**YOUR ASSIGNMENT:** Among the entries, find the lines with the string "label" and report them.

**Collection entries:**
-- Opening Marker --
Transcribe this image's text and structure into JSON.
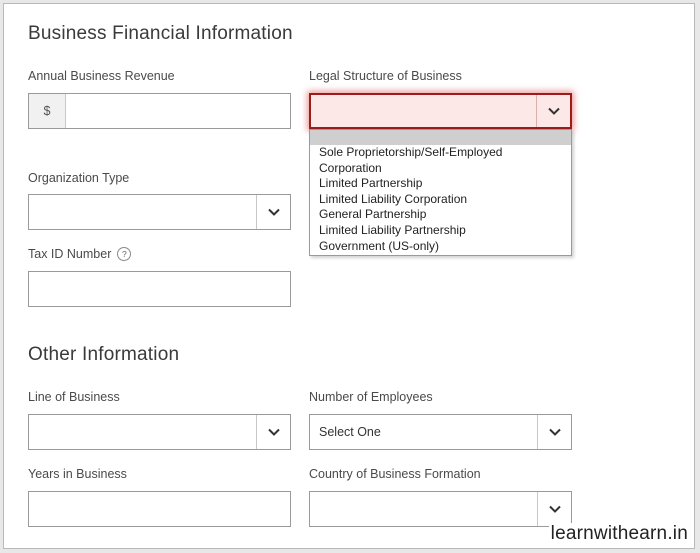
{
  "sections": {
    "financial": {
      "title": "Business Financial Information"
    },
    "other": {
      "title": "Other Information"
    }
  },
  "fields": {
    "annual_revenue": {
      "label": "Annual Business Revenue",
      "prefix": "$",
      "value": ""
    },
    "legal_structure": {
      "label": "Legal Structure of Business",
      "value": "",
      "options": [
        "",
        "Sole Proprietorship/Self-Employed",
        "Corporation",
        "Limited Partnership",
        "Limited Liability Corporation",
        "General Partnership",
        "Limited Liability Partnership",
        "Government (US-only)"
      ]
    },
    "organization_type": {
      "label": "Organization Type",
      "value": ""
    },
    "tax_id": {
      "label": "Tax ID Number",
      "help": "?",
      "value": ""
    },
    "line_of_business": {
      "label": "Line of Business",
      "value": ""
    },
    "number_of_employees": {
      "label": "Number of Employees",
      "value": "Select One"
    },
    "years_in_business": {
      "label": "Years in Business",
      "value": ""
    },
    "country_of_formation": {
      "label": "Country of Business Formation",
      "value": ""
    }
  },
  "watermark": "learnwithearn.in",
  "icons": {
    "chevron": "chevron-down-icon"
  },
  "colors": {
    "focus_border": "#9c1c1c",
    "focus_bg": "#fde8e8",
    "border": "#9a9a9a"
  }
}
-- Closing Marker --
**SOLVED PROBLEM:**
      "label": "Annual Business Revenue",
      "label": "Legal Structure of Business",
      "label": "Organization Type",
      "label": "Tax ID Number",
      "label": "Line of Business",
      "label": "Number of Employees",
      "label": "Years in Business",
      "label": "Country of Business Formation",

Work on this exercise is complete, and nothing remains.